• **Prompt**
Your answer should hold all lines of the entries that include the word "this".

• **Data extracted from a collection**
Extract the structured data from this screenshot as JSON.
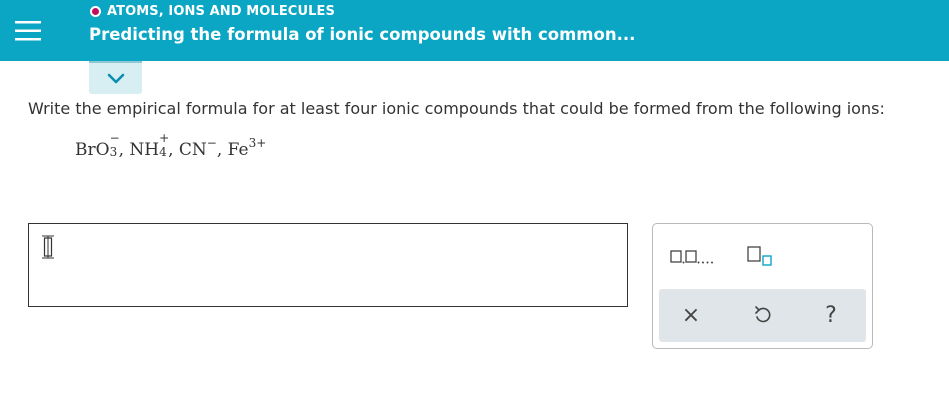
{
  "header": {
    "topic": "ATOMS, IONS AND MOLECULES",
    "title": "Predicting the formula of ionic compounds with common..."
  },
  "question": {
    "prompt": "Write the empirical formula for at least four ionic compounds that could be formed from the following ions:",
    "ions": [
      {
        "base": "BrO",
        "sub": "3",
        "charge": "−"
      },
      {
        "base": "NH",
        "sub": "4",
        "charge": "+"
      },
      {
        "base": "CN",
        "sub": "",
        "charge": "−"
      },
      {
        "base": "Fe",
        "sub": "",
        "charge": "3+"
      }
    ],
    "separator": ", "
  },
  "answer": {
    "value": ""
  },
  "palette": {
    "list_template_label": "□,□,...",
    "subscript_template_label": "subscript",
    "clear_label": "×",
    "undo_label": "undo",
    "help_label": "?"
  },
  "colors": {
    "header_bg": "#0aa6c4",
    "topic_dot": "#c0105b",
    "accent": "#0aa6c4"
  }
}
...
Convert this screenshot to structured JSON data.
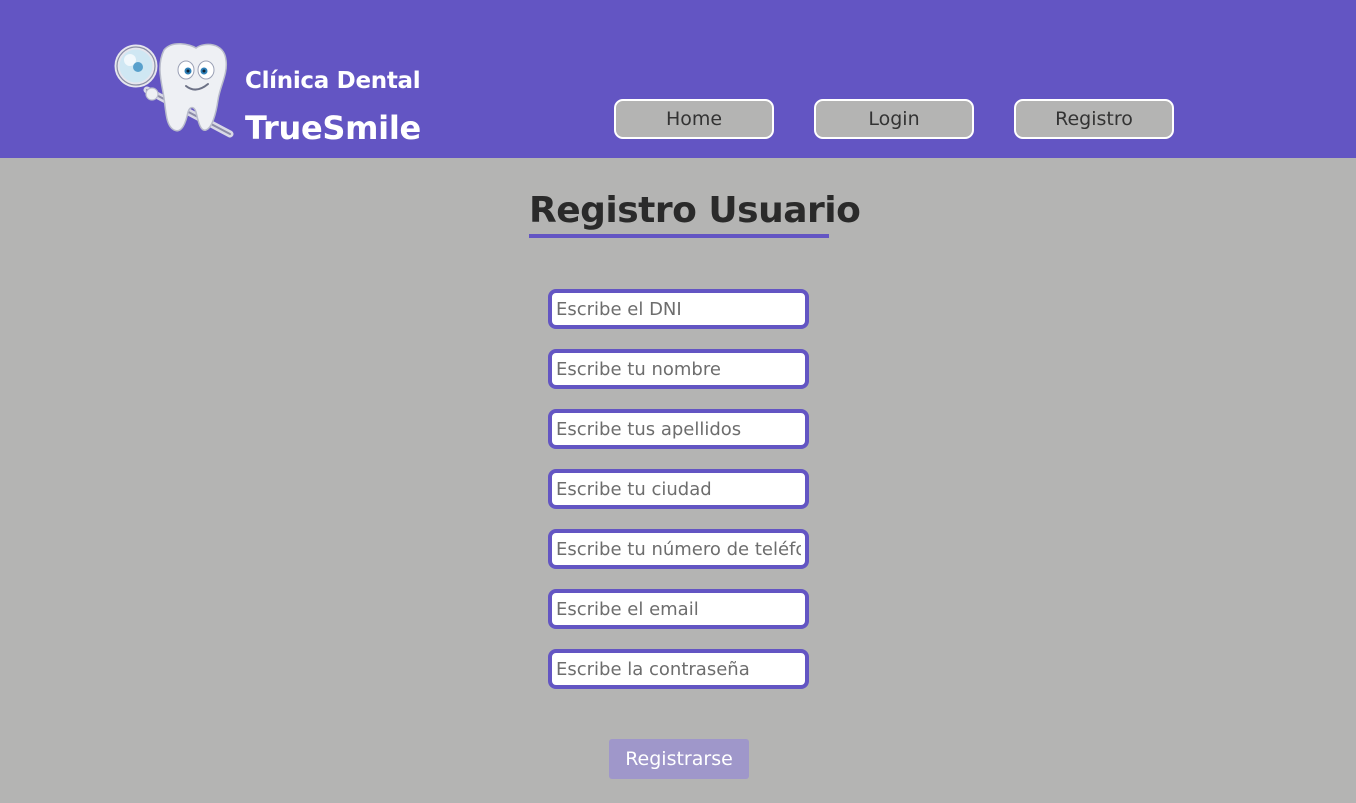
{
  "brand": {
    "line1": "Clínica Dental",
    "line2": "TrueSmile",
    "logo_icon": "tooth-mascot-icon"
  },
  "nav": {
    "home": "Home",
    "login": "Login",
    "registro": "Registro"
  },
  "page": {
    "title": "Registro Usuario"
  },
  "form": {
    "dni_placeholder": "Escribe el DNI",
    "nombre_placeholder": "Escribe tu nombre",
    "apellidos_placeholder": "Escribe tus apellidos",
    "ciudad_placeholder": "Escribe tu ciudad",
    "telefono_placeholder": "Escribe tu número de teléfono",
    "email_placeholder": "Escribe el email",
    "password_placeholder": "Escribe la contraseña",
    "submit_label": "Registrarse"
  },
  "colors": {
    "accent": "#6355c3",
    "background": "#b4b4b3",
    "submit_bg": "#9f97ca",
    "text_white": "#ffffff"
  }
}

• **Output of the task**
Extract the structured data from this screenshot as JSON.
Convert this screenshot to structured JSON data.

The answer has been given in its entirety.